Whenever a line below holds the word "Payment", count it once; report the total and nothing else.

Start of MATERIAL TO PROCESS

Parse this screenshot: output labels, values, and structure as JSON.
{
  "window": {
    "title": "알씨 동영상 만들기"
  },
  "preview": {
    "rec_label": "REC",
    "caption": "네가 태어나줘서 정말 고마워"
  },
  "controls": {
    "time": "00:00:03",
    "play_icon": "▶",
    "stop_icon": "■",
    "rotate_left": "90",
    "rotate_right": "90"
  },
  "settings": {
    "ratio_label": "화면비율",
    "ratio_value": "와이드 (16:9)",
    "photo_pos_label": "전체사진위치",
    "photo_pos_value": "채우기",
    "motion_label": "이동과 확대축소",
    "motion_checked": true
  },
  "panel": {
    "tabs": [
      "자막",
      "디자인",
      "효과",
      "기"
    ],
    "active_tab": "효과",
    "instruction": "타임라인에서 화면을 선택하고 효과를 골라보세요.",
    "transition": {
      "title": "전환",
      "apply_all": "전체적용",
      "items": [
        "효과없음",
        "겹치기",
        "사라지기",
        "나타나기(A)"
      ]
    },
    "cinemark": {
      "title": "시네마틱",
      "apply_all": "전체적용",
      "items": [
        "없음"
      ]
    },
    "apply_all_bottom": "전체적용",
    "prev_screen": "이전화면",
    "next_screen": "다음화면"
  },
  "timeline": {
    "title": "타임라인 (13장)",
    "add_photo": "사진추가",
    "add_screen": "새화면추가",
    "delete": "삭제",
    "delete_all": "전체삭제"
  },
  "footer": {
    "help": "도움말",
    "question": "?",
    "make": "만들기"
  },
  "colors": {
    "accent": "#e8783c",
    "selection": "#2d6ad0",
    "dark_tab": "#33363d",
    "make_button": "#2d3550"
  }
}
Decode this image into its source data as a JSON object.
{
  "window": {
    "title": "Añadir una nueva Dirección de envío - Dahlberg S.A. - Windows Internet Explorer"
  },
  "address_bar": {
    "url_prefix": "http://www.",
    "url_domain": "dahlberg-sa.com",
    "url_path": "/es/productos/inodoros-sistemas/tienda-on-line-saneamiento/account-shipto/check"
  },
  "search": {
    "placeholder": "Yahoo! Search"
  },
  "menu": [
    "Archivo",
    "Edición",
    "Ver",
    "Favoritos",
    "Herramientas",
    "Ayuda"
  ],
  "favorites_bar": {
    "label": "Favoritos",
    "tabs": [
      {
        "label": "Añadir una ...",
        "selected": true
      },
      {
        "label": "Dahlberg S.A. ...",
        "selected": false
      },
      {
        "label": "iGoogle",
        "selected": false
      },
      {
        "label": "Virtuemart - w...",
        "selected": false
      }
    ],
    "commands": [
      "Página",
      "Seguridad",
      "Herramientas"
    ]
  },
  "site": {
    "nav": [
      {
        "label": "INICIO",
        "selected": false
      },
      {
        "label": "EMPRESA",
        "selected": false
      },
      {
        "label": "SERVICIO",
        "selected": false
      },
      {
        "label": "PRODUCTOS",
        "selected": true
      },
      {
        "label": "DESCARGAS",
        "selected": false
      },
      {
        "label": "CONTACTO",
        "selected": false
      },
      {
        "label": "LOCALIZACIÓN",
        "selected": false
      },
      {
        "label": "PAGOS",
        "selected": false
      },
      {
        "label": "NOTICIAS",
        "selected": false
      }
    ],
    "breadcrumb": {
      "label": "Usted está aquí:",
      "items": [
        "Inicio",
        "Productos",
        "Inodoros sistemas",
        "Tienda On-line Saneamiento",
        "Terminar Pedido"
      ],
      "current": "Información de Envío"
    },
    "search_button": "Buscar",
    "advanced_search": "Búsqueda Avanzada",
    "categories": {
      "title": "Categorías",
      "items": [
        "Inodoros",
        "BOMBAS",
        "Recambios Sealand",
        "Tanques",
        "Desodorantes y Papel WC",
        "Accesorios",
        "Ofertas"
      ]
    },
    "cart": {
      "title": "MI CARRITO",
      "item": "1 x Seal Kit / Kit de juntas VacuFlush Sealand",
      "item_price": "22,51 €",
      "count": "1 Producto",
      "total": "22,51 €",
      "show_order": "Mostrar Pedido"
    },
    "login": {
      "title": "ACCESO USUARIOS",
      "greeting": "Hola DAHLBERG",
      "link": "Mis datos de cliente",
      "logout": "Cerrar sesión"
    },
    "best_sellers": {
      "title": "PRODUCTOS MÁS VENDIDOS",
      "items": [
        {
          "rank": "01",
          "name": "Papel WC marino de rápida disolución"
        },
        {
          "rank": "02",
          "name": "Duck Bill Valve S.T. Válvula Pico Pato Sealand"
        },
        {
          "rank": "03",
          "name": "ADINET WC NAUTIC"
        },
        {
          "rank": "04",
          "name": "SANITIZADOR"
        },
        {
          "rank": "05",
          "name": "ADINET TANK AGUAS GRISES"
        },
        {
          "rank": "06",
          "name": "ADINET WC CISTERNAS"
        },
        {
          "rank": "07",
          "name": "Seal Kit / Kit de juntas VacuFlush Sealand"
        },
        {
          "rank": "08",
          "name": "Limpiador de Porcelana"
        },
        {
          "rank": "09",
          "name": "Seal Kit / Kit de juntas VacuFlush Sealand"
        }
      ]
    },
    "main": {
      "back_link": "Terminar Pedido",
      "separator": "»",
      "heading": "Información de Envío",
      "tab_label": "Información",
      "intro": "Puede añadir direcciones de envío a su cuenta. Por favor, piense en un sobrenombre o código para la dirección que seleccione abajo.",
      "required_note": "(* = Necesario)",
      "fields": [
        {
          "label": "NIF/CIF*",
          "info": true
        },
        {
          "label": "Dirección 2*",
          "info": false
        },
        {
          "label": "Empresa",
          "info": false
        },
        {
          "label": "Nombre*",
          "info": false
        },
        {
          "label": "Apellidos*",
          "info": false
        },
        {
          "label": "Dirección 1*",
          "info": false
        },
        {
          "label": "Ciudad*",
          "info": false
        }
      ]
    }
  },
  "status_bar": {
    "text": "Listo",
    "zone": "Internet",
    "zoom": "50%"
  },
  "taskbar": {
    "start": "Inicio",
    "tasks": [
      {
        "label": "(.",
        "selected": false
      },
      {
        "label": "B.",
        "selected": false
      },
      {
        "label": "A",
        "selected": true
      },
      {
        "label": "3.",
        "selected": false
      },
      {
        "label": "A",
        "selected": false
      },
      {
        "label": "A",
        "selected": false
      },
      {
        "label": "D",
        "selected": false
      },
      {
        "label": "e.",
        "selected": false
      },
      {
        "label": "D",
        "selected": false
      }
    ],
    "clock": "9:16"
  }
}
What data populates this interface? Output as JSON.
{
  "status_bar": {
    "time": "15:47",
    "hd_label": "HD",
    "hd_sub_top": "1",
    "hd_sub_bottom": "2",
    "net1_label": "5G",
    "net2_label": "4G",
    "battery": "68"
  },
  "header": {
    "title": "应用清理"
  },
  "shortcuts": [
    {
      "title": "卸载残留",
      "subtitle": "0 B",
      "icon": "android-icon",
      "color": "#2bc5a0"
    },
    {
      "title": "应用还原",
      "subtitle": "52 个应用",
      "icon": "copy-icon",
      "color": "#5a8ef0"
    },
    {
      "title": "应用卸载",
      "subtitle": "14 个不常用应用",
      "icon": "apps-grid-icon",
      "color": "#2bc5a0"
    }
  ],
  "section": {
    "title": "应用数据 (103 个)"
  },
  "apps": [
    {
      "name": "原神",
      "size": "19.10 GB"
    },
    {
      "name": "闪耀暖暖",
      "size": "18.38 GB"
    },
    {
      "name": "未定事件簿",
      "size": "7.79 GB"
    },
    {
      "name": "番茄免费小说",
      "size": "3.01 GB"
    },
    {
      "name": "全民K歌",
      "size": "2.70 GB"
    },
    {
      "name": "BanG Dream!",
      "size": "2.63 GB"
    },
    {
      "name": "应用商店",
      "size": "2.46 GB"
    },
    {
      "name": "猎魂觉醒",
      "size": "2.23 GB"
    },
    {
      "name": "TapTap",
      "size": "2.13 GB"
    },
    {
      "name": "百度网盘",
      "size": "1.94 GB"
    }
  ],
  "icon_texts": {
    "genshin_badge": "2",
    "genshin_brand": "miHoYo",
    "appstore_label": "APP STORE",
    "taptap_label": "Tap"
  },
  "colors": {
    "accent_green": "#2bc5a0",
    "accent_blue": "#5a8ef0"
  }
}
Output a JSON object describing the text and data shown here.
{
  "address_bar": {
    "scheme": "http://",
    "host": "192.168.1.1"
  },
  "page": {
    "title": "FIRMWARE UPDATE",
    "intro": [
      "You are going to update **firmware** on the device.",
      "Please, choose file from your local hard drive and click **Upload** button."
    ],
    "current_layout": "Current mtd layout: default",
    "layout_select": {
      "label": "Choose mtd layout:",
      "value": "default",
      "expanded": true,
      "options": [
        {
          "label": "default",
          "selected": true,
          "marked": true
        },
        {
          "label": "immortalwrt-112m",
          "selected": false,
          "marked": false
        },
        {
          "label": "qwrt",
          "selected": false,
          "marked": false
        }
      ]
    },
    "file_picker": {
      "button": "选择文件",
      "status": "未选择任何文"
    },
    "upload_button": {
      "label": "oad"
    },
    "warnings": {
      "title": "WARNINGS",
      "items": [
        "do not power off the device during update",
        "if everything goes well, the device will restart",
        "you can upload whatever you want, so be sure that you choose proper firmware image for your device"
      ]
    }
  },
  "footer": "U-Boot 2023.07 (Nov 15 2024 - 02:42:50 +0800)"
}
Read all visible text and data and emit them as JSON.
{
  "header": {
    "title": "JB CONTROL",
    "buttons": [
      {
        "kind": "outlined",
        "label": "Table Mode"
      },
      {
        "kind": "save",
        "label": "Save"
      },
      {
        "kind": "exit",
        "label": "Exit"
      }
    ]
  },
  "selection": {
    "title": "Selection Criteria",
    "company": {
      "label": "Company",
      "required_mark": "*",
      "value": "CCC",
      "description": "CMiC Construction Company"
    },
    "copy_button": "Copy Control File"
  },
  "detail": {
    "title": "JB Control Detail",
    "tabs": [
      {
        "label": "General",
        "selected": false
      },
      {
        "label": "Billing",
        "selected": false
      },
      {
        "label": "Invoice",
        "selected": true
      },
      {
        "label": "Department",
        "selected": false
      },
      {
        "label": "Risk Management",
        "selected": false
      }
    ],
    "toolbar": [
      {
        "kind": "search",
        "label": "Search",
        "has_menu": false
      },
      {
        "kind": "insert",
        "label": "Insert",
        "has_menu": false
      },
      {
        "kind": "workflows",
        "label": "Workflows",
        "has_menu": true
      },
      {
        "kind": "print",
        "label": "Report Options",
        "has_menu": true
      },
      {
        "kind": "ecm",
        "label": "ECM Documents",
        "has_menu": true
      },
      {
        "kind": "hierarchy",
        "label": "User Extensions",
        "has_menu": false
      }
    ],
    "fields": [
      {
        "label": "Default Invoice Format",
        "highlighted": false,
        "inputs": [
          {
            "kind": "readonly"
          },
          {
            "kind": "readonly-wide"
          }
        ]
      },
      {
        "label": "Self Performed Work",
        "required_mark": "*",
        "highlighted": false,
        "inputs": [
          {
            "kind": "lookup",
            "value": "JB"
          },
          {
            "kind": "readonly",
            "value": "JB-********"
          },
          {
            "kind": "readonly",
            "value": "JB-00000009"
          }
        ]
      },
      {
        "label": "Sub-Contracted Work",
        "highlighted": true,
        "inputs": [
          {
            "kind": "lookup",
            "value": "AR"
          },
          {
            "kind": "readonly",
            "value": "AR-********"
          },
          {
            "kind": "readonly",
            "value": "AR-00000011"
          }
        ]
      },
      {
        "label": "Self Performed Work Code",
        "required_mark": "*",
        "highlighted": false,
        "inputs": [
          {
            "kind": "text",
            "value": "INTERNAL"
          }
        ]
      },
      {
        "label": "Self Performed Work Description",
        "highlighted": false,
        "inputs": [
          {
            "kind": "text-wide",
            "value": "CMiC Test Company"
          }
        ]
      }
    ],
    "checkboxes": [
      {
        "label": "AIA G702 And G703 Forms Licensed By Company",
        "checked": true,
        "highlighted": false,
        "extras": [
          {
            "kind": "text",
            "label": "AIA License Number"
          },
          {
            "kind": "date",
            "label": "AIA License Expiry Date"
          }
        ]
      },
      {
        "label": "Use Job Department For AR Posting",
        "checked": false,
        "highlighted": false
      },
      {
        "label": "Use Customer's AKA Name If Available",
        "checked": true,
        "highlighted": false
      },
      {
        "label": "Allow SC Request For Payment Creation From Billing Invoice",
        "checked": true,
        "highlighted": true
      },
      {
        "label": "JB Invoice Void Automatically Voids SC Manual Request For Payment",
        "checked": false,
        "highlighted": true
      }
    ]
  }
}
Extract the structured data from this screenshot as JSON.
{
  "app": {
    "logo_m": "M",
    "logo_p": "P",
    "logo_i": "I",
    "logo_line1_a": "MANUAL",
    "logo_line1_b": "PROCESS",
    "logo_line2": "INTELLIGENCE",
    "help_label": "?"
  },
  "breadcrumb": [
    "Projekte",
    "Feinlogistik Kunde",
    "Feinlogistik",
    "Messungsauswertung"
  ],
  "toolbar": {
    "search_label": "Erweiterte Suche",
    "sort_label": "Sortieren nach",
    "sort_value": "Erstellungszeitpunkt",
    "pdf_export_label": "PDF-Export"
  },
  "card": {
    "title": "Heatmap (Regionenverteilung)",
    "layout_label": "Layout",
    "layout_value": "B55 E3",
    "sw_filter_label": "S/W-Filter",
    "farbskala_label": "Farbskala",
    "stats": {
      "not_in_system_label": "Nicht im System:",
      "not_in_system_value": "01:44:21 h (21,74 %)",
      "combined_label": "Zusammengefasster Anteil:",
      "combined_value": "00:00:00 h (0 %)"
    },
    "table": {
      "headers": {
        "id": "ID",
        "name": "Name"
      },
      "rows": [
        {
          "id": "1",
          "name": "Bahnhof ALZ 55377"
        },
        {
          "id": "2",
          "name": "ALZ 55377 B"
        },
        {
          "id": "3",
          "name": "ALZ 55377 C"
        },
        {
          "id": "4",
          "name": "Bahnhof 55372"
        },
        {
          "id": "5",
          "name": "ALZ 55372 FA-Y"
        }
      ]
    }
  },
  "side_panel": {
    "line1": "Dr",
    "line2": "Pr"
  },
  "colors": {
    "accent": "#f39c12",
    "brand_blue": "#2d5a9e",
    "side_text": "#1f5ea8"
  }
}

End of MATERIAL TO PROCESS

YOUR SOLUTION>
2